SUPPLIED MATERIAL:
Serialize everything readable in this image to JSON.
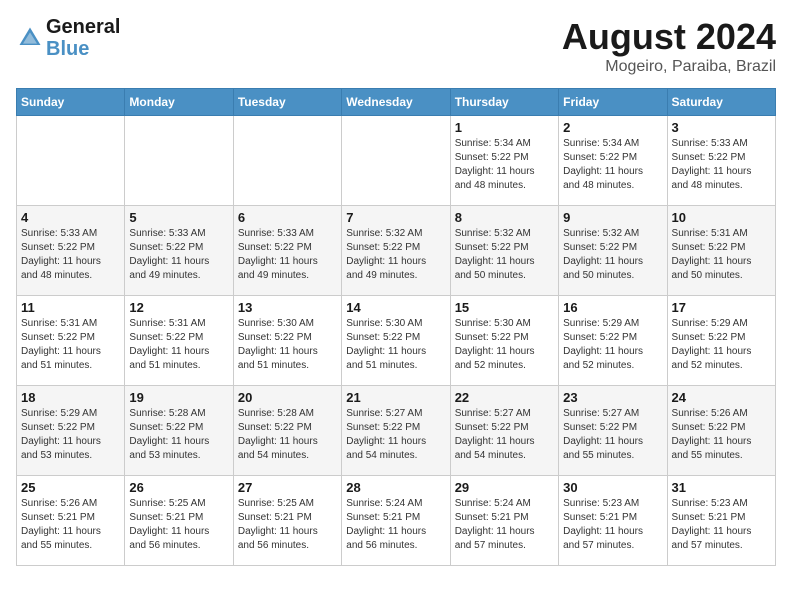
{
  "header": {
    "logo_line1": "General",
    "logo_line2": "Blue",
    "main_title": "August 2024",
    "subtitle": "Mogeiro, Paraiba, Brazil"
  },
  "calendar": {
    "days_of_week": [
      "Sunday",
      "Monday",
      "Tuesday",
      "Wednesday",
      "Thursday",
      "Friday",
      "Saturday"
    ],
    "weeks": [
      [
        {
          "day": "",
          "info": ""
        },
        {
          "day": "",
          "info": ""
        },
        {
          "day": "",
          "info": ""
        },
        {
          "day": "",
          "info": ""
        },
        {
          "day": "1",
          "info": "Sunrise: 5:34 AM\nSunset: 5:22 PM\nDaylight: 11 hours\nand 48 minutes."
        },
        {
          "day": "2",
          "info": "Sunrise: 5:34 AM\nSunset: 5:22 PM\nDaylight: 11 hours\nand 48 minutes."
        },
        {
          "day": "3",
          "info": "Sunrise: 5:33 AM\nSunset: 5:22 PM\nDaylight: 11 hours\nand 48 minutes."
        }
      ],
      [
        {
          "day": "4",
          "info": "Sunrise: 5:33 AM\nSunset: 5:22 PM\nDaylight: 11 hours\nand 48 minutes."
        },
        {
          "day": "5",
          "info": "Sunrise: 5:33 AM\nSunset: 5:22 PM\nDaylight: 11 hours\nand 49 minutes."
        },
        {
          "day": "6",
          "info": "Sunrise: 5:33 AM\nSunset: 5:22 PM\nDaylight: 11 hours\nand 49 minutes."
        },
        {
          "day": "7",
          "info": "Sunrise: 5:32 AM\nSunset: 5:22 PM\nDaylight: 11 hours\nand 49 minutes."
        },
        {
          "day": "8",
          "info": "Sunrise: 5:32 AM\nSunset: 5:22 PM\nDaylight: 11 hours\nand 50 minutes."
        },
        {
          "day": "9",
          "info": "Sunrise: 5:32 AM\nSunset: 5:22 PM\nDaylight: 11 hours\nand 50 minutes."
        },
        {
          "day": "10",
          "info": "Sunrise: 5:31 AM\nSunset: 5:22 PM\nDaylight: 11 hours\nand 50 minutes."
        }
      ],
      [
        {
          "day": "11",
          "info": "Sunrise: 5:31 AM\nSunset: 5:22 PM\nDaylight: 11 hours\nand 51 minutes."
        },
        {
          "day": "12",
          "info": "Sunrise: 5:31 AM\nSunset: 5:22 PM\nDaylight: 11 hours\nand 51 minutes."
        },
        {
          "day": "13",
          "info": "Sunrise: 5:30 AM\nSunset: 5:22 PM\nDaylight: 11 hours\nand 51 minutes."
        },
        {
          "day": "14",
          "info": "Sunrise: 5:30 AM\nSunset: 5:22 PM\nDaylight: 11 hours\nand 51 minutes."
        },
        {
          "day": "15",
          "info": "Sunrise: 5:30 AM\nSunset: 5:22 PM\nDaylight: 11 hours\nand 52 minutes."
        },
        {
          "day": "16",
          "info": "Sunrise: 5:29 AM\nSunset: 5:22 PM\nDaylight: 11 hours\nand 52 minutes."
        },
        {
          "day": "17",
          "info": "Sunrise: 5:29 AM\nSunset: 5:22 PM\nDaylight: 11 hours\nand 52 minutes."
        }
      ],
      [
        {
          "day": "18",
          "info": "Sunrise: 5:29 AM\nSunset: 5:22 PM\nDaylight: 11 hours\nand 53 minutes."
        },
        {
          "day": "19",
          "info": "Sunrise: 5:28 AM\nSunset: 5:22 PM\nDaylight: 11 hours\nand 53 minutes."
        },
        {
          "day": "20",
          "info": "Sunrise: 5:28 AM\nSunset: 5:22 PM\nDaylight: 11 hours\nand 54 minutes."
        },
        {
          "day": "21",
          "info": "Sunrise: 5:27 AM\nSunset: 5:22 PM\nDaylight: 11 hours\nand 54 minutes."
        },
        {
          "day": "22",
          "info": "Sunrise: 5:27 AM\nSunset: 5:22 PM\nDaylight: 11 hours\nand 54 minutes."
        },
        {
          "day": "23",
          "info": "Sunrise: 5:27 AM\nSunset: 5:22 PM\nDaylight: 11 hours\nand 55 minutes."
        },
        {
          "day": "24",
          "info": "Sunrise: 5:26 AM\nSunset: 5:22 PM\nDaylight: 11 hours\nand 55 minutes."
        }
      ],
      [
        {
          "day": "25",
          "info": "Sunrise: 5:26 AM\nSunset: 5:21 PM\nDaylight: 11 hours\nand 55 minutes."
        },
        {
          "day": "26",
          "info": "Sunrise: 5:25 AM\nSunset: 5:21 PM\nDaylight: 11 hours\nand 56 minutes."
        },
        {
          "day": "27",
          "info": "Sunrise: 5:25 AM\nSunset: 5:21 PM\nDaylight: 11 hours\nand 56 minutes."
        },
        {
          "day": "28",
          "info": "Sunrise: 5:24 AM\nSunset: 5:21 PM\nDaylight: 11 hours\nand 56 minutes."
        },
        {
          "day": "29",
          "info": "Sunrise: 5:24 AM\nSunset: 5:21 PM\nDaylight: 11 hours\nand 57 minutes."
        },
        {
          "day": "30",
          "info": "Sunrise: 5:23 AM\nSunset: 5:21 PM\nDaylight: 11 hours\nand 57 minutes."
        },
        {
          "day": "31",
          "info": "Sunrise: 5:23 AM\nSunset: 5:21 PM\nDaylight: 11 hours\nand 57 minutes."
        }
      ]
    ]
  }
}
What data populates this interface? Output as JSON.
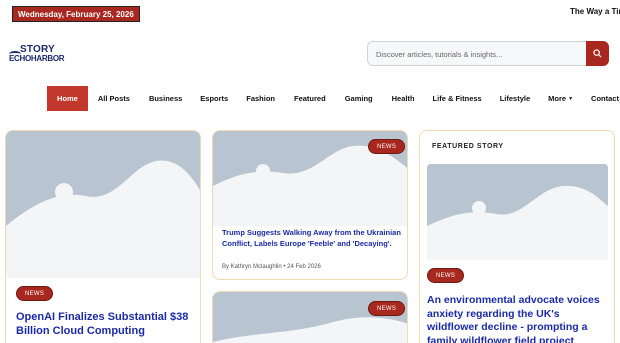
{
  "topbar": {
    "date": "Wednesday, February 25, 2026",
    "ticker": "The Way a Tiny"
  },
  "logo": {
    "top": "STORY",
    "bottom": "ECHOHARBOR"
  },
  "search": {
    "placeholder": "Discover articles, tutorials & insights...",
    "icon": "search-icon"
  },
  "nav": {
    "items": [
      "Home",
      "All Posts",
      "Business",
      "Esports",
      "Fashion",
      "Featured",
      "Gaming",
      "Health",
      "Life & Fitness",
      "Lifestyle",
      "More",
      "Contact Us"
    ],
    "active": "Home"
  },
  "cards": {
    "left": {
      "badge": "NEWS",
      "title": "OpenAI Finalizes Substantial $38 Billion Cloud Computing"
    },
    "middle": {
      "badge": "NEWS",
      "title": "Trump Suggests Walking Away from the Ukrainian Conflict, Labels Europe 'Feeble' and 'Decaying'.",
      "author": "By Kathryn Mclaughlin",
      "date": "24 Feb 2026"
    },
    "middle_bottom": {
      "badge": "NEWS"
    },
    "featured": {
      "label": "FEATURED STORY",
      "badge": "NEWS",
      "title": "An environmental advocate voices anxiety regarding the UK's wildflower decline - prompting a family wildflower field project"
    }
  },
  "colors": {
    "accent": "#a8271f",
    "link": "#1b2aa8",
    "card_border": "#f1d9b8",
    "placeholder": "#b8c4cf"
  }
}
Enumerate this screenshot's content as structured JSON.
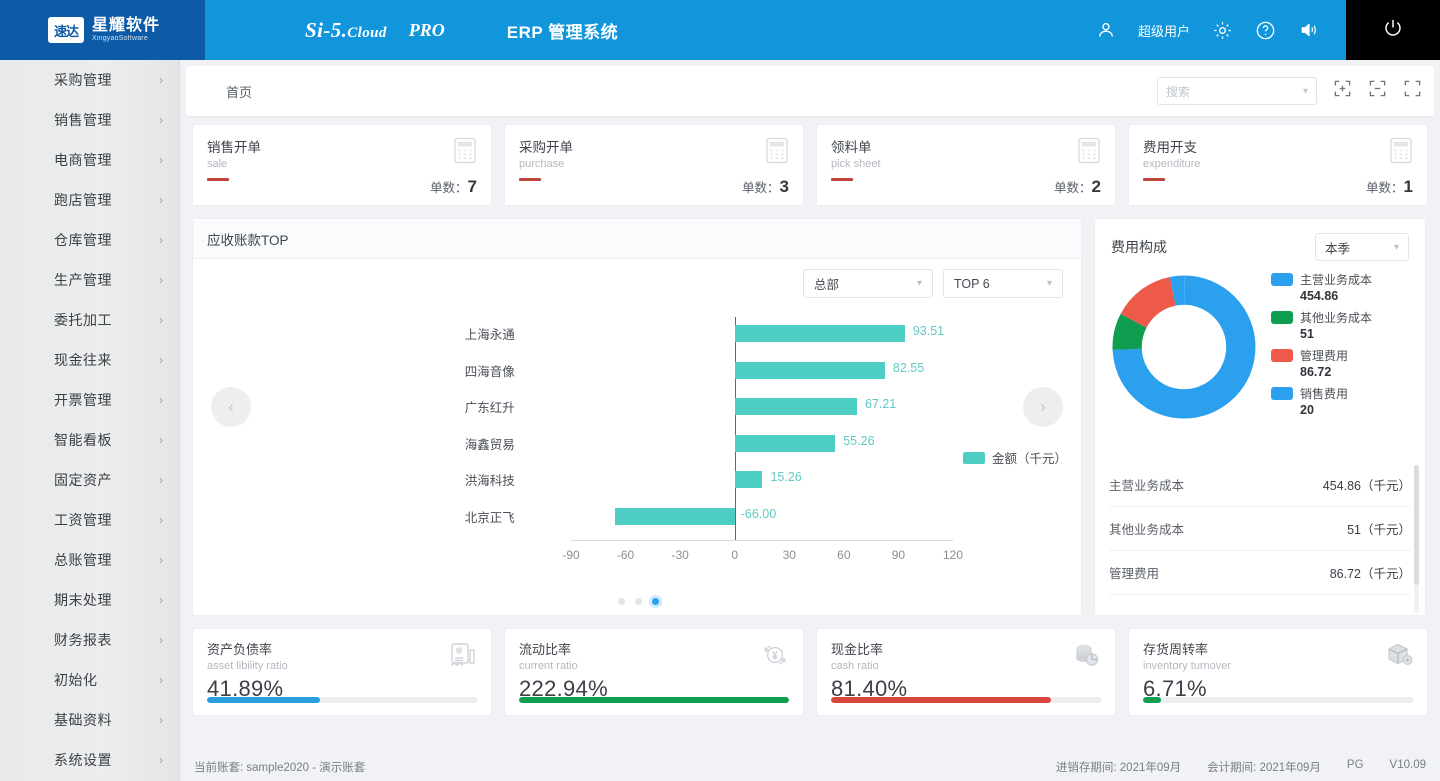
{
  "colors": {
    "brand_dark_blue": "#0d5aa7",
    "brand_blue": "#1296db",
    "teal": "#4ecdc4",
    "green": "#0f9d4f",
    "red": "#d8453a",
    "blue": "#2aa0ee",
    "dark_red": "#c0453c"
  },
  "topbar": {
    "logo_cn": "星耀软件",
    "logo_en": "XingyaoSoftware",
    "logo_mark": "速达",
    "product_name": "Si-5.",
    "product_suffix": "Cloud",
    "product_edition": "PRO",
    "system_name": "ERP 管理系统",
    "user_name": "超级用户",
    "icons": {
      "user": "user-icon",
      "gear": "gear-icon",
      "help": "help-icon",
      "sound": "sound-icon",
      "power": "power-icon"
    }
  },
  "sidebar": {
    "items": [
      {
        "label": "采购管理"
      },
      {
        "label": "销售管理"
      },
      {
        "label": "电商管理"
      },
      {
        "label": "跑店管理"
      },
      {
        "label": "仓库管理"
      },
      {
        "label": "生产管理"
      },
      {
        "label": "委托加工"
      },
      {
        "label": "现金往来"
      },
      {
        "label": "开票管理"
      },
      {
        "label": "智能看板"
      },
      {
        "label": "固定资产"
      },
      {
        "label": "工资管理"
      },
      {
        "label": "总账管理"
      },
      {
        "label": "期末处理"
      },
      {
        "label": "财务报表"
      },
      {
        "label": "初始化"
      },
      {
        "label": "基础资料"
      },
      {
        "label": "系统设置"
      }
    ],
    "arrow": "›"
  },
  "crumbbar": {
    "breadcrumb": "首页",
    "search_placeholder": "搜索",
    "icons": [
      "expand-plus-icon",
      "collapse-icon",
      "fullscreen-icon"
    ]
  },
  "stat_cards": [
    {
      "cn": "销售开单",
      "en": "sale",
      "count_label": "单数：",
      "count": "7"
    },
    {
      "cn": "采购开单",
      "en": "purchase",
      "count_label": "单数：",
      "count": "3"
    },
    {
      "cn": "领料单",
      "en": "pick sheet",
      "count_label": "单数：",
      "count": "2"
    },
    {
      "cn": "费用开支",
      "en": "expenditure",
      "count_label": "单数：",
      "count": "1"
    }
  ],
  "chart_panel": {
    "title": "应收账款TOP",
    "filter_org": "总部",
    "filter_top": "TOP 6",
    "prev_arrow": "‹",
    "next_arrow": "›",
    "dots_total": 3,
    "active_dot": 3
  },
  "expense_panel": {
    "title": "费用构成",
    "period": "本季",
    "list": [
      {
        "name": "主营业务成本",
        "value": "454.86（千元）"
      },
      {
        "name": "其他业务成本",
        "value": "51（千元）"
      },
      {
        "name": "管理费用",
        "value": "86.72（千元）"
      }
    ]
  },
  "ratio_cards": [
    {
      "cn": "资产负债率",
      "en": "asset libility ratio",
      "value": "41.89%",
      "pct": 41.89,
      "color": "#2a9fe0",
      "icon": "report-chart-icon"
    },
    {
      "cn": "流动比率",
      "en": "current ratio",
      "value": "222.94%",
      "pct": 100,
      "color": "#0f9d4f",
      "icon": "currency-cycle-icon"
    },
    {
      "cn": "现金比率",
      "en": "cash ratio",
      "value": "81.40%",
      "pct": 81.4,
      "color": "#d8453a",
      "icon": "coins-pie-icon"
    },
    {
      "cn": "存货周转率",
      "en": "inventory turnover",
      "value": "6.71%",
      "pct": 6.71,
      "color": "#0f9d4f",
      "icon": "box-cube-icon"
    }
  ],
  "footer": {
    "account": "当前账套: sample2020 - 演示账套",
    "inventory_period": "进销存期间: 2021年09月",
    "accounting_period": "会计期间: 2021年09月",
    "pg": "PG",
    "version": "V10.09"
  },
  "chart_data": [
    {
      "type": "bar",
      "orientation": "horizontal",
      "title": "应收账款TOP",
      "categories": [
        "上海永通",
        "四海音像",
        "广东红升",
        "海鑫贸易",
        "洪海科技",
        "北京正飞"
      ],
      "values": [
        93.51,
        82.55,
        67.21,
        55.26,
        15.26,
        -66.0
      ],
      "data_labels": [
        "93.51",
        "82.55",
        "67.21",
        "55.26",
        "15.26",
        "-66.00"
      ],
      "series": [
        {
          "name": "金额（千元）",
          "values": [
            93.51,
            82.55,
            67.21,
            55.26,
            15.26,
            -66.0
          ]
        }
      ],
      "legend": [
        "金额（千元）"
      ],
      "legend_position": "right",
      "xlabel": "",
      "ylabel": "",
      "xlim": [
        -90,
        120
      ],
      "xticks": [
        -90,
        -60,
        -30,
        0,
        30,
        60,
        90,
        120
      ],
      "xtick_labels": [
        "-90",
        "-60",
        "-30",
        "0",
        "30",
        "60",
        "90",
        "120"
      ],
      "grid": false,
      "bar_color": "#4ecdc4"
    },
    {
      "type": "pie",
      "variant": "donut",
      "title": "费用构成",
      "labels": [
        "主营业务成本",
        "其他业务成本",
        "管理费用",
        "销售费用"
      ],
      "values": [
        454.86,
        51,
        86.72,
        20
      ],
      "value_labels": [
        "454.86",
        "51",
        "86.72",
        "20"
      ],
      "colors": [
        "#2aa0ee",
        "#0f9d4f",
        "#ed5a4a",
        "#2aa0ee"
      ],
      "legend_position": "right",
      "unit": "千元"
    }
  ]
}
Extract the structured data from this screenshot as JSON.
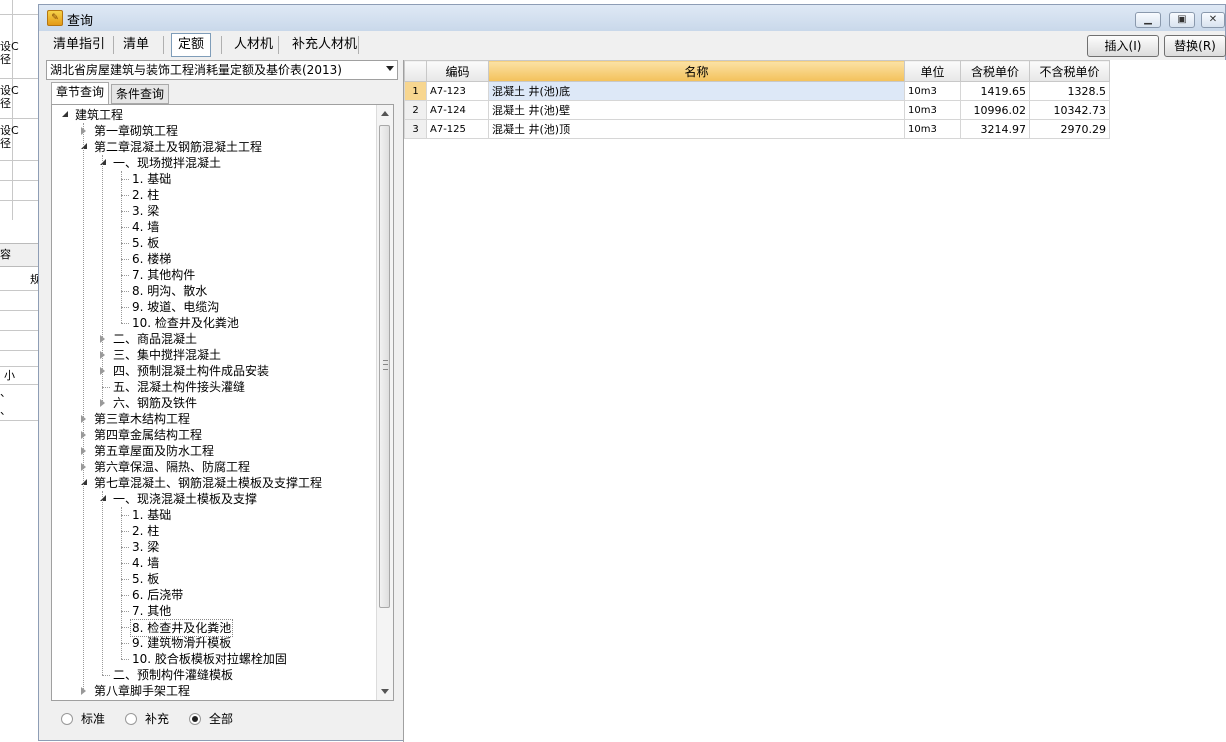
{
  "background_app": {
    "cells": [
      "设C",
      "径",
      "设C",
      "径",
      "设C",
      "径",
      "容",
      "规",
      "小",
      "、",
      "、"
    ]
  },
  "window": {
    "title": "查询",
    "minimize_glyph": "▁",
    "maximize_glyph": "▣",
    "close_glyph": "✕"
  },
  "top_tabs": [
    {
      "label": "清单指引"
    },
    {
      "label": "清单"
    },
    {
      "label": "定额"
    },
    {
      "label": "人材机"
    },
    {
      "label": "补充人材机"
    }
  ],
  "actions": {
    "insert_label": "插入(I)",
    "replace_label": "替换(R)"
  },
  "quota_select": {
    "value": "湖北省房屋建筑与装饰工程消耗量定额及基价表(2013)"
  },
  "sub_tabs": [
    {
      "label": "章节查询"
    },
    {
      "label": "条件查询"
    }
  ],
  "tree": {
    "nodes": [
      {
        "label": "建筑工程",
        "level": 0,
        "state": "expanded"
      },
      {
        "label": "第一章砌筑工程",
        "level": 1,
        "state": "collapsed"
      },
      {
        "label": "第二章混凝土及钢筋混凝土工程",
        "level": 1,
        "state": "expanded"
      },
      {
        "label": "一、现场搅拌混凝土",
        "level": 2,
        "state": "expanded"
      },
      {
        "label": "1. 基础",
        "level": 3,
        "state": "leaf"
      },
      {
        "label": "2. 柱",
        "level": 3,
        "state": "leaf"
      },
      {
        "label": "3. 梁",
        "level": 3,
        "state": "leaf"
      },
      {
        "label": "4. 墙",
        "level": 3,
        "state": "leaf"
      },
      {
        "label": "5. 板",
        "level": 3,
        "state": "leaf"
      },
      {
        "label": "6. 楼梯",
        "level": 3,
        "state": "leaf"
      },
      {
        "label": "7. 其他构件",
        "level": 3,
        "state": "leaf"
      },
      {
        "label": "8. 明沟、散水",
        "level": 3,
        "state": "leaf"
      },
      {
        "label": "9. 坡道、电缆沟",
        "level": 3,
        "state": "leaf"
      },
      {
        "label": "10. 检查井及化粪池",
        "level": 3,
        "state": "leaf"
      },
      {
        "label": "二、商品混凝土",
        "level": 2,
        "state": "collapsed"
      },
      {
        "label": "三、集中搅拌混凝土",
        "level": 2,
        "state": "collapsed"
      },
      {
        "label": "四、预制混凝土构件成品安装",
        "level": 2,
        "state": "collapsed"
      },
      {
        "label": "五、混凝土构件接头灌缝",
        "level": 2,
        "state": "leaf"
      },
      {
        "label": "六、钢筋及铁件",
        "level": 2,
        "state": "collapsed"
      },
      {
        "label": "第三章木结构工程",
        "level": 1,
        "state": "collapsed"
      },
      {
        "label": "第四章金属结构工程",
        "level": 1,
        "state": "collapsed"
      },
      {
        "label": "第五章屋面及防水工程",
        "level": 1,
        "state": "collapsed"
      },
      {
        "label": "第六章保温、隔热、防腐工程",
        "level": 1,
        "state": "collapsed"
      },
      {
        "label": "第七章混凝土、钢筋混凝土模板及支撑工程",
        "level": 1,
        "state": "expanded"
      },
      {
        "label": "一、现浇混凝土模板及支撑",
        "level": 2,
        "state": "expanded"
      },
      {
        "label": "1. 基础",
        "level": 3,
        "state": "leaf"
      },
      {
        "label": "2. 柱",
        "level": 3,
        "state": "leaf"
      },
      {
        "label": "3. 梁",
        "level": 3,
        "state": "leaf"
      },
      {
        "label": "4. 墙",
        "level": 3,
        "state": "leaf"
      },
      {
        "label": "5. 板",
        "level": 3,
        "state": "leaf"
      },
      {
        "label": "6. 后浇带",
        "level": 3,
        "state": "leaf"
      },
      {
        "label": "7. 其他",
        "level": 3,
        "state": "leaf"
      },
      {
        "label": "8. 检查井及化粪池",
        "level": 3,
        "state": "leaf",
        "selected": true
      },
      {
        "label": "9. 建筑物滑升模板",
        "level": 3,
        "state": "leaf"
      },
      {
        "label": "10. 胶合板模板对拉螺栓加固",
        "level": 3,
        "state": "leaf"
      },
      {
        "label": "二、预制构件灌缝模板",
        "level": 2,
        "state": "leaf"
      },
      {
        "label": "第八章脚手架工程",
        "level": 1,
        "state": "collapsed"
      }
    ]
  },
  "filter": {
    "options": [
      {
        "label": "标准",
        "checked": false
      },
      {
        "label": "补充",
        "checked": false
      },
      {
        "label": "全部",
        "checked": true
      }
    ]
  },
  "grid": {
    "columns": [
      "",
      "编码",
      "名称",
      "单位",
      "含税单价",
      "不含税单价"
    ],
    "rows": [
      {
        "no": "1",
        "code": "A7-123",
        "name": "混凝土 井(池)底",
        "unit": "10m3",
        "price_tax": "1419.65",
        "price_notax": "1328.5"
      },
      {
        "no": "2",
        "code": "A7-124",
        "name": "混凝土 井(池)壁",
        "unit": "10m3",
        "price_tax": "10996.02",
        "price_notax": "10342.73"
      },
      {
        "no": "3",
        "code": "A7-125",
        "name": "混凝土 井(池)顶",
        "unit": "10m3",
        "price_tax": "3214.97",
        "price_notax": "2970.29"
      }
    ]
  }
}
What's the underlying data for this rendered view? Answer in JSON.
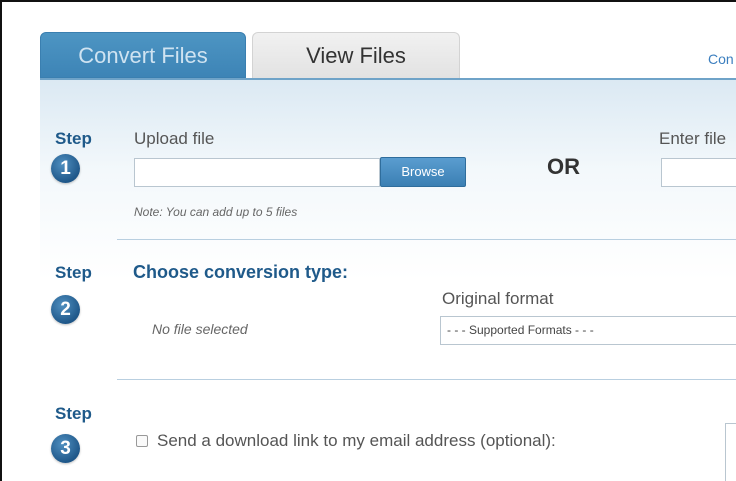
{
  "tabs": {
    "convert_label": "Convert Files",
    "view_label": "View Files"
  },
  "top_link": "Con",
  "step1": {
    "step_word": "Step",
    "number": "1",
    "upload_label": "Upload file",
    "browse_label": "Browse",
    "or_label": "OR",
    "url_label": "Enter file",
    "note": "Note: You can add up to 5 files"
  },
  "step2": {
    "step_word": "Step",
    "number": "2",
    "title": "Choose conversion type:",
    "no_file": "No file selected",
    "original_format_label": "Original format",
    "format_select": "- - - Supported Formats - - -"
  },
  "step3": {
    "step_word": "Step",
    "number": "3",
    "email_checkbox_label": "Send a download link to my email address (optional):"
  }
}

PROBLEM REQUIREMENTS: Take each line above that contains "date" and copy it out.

SOLVED PROBLEM:
    "date": "Wednesday, February 25, 2026",
      "date": "24 Feb 2026"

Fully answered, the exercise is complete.